It’s not for anyone else to decide what other young men and women should get up to in the sanctity of their own bedrooms. That said, it’s heartening to know that not everyone using the term “bedroom band” is a lazy person making bad excuses for a tossed off record. mFor four, long years, Django Django have been busy doing great things in the East London bedroom slept in by their drummer, producer and de facto leader David Maclean.
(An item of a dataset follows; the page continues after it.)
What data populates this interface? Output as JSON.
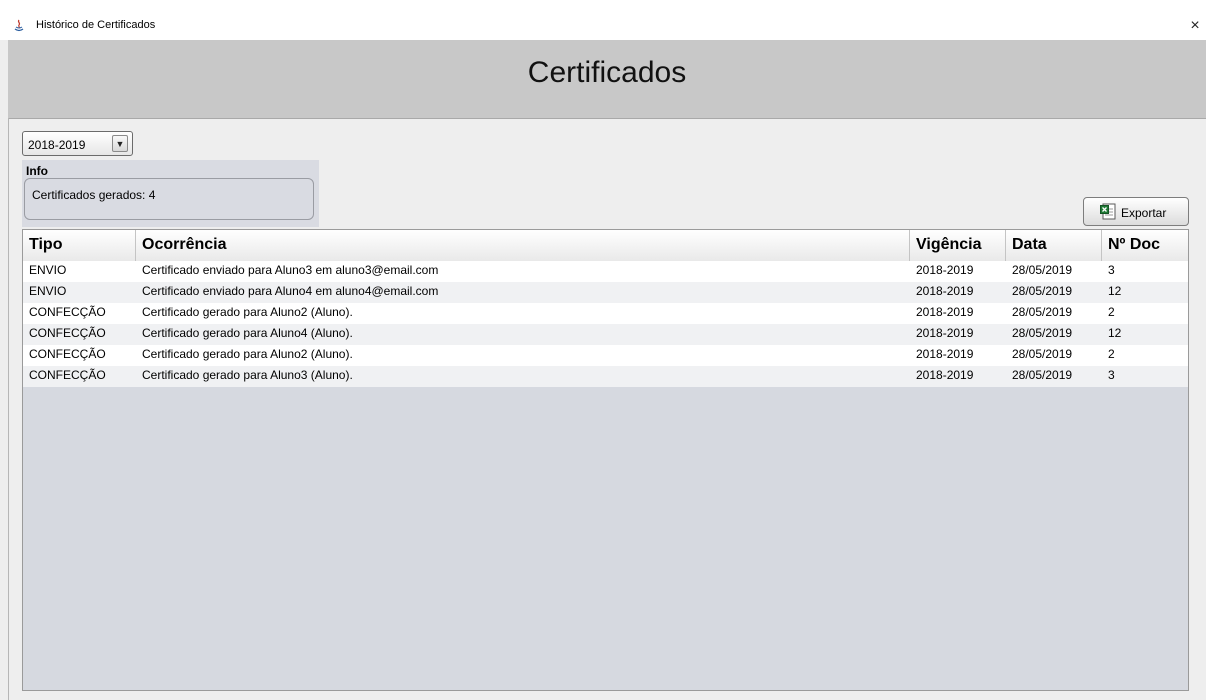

The result of those great things is a great self-titled debut record. “Time gives you options, and we had plenty of that,” says Vincent Neff, the singer and guitarist who - along with bassist Jimmy Dixon and synth operator Tommy Grace - completes Django Django. “There was no pressure on us from anyone to go away with a producer and come back two weeks later with an album,” explains Maclean. “Maybe next time there will be some svengali figure banging his fists on a desk demanding hits, but we’ve had the luxury to figure out what we wanted to do and how we wanted to do it.” The quartet, who met at art school in Edinburgh, first came to peoples’ attentions after a gradual migration to London a couple of years back. 2009’s double A-side single “Storm"/"Love’s Dart” laid the blueprint for a confident, adventurous and psychedelically-bruised strain of art-rock that melds intangible electronic flourishes to the visceral rub of live instrumentation. The time since has been spent holed away, expanding upon that blueprint, seeing where they can push it. The impression one gets of Django Django is of a band laying down the first, meticulously measured borders on some vast map of a world that only they are privy to. Correspondent to that, each track is like its own nation of harmonies, rhythms and textures. “We didn’t put much conscious thought into making it sound like an album - we thought we’d let any similarities between the songs come out by themselves,” explains Tommy. What that means in practice is the swooning, bucolic Beach Boy-isms of op.